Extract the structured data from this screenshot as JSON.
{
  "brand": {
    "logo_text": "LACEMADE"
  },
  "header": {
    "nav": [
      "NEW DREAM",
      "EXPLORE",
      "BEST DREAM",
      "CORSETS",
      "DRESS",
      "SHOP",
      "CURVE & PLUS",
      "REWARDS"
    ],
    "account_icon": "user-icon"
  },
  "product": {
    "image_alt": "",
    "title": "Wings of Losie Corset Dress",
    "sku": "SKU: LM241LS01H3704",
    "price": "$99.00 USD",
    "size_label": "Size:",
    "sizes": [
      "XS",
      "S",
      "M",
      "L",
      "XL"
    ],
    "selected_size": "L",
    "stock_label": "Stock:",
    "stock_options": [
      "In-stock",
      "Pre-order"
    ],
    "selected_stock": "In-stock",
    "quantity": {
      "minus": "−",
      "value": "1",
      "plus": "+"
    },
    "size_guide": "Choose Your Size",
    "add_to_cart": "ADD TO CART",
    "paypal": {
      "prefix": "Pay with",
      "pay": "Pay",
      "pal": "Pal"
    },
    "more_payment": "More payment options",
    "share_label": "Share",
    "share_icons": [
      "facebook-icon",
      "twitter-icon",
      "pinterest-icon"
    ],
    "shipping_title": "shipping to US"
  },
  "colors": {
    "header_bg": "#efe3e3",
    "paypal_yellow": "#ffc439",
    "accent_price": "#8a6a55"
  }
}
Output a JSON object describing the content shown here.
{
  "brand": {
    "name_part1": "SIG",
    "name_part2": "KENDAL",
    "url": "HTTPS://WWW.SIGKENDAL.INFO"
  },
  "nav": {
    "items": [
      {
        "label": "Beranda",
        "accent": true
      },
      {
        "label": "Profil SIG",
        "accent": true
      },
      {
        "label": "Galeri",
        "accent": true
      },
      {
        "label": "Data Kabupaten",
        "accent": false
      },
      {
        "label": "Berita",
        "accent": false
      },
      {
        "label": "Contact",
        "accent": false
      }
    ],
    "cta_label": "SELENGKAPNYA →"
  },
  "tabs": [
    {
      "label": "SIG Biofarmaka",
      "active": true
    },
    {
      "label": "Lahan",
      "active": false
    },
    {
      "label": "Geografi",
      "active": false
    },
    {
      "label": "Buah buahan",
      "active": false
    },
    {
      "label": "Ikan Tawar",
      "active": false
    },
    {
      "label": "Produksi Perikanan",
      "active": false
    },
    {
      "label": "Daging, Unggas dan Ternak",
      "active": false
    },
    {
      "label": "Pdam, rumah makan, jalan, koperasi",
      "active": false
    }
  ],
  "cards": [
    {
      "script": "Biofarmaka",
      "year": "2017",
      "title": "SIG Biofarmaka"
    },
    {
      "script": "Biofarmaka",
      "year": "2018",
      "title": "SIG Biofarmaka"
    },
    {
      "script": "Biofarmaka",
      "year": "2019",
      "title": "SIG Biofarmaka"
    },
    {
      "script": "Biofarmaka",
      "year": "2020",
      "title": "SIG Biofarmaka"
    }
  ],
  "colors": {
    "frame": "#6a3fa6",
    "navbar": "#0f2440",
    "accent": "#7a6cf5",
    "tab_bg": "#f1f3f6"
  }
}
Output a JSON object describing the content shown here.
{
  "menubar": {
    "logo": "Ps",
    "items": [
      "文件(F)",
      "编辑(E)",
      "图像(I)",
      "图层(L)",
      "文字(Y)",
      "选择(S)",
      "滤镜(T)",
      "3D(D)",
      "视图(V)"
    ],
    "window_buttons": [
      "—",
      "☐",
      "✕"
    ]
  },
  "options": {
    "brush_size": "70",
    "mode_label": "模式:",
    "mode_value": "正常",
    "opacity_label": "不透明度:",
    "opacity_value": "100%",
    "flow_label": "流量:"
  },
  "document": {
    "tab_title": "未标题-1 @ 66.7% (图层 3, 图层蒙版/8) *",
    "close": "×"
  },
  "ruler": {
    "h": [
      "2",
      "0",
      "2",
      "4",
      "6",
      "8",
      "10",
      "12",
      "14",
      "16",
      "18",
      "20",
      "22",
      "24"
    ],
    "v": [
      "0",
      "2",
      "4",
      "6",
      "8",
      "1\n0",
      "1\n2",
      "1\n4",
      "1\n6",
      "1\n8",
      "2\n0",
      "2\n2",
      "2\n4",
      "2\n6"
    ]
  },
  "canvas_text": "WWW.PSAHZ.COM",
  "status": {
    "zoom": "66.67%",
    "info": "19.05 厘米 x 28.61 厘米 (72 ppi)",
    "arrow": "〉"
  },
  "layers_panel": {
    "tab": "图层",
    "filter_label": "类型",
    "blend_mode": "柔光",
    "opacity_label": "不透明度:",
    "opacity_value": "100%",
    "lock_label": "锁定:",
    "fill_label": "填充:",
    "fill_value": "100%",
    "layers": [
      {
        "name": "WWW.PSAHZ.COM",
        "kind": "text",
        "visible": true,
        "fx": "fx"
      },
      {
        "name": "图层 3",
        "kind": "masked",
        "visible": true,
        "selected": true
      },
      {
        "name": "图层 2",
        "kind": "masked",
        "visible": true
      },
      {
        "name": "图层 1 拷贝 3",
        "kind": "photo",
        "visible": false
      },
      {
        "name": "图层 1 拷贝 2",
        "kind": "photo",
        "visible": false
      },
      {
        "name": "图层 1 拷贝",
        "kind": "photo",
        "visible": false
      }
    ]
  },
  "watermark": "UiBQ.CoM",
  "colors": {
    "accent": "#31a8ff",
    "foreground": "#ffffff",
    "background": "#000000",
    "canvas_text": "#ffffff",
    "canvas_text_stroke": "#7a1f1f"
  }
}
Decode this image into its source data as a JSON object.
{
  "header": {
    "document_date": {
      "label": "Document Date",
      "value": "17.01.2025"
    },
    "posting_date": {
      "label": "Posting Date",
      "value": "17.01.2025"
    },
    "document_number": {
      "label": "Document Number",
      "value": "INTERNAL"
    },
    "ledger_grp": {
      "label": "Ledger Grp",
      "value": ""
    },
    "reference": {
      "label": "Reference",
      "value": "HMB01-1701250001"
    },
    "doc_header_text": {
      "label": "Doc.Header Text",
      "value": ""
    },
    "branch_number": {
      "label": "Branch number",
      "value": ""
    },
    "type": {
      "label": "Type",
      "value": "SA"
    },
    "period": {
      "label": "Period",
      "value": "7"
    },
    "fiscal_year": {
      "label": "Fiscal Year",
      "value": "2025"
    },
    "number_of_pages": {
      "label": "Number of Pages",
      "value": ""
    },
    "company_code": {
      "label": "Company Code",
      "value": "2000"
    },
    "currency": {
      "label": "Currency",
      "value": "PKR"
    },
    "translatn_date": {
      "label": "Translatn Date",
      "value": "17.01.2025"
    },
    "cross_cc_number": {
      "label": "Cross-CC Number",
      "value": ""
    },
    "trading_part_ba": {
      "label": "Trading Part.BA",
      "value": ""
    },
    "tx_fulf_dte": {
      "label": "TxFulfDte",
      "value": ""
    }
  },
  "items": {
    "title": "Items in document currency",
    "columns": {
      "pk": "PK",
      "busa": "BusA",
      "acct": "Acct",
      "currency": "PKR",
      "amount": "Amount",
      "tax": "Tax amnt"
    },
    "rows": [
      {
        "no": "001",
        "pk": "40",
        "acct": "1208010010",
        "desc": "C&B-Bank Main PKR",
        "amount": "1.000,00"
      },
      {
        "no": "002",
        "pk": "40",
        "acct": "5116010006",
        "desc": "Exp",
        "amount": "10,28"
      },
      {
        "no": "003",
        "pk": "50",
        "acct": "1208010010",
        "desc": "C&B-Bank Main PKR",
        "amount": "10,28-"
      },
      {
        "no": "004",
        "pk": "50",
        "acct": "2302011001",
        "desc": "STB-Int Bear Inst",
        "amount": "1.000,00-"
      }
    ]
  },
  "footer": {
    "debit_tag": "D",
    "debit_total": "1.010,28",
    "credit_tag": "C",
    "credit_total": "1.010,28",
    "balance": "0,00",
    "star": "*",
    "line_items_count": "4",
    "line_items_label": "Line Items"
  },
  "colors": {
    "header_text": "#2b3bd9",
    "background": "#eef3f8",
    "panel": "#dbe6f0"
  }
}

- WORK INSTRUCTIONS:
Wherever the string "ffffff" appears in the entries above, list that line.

- SOLUTION FOR THIS EXERCISE:
    "foreground": "#ffffff",
    "canvas_text": "#ffffff",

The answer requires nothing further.